      Vasilly: I cannot wait for the Read-a-thon! I have a big pile of books, that I just keep adding more books to. I have a bunch of graphic novels from the library, too.

  • Trisha April 3, 2011, 5:25 pm

    I received Pox and The Girl Who Was on Fire too! I am definitely looking forward to reading both of those.

    • Kim April 4, 2011, 5:05 pm

      Trisha: I keep carrying The Girl Who Was on Fire around with me, thinking I’ll start it. I didn’t realize how much I missed literary theory until I skimmed the first chapter.

  • Aths April 3, 2011, 7:11 pm

    I really want to read Imperfectionists. I’ve been reading so many good things about it. I like how you make a list for each month. I go only so far as a week, but it works. I should make a monthly list sometime.

    • Kim April 4, 2011, 5:06 pm

      Aths: I just started doing the list last month, but I really like it. I like being able to come back to the post and see if there’s anything I forgot about. Plus, at least this month, when I got through the books on the list, I had some time to read random things without feeling guilty.

  • Steph April 4, 2011, 10:18 am

    I love quiche though I admit I always cheat and use premade frozen crusts. My mother-in-law taught me how to make crusts from scratch over Christmas, so I’ll have to try it by myself (unsupervised!) one of these days… Your quiche really looked gorgeous… I’ll have to make one again soon!

    • Kim April 4, 2011, 5:06 pm
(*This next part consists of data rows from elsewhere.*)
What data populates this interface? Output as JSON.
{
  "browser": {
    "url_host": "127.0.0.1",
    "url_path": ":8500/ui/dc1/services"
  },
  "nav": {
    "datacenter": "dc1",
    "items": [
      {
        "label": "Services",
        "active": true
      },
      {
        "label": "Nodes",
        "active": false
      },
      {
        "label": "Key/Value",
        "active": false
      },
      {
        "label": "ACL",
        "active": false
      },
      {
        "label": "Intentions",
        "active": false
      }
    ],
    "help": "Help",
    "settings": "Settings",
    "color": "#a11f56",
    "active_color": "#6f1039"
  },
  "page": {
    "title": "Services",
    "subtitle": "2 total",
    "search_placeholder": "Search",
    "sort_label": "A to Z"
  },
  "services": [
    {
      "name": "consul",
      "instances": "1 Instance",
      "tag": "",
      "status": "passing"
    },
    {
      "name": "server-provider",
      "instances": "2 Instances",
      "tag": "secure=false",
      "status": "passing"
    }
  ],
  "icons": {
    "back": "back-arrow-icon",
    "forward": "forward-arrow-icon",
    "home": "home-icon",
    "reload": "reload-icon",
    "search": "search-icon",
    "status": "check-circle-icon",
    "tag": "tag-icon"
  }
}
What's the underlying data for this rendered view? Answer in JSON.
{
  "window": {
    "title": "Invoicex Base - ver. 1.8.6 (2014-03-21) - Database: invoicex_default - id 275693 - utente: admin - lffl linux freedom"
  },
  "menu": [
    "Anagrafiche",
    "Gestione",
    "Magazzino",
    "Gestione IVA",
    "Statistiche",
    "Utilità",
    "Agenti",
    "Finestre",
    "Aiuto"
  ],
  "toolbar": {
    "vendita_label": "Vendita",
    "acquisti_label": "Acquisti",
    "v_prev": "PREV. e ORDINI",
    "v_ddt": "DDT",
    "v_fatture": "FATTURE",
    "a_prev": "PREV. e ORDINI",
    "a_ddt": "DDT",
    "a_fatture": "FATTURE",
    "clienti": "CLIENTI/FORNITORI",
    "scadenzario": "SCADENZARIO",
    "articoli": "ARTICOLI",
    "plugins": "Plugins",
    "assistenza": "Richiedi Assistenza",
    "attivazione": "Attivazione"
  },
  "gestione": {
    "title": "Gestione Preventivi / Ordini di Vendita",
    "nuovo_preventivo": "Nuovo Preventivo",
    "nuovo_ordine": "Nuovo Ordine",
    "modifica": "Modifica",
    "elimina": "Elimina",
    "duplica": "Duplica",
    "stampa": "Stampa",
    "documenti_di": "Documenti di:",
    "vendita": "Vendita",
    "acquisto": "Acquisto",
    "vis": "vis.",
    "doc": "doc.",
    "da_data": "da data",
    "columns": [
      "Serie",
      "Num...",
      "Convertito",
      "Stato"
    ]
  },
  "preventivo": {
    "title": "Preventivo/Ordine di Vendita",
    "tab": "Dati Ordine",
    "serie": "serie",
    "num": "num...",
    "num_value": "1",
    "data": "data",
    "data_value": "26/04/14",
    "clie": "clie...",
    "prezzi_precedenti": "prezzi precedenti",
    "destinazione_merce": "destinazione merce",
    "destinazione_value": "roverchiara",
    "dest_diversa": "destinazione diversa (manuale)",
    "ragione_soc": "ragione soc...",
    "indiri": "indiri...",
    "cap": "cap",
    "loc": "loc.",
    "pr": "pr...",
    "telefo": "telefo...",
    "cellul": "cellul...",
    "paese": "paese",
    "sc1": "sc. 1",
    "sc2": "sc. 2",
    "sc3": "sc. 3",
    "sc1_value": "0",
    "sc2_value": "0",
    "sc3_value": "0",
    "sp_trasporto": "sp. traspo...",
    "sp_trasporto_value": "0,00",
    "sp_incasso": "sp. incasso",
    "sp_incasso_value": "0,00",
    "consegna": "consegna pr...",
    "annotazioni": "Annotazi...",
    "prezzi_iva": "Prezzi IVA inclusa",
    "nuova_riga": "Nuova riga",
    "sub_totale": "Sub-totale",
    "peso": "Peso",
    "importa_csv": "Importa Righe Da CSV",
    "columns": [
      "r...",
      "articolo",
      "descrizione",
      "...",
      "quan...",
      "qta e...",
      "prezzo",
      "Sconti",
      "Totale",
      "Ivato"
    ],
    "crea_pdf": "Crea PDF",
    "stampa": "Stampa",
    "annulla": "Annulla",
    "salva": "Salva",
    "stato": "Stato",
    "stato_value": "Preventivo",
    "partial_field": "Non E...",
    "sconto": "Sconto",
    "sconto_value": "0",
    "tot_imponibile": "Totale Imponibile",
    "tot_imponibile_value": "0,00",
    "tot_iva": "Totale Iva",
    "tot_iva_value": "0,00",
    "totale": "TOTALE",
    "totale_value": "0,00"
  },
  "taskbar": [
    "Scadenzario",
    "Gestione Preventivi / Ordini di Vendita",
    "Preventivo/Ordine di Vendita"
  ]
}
      Steph: The crust recipe I used was super easy — four ingredients. Next time, I might try something more complicated, since this one was a little bit bland. But it did do the job, and the quiche was awesome (if I do say so myself!).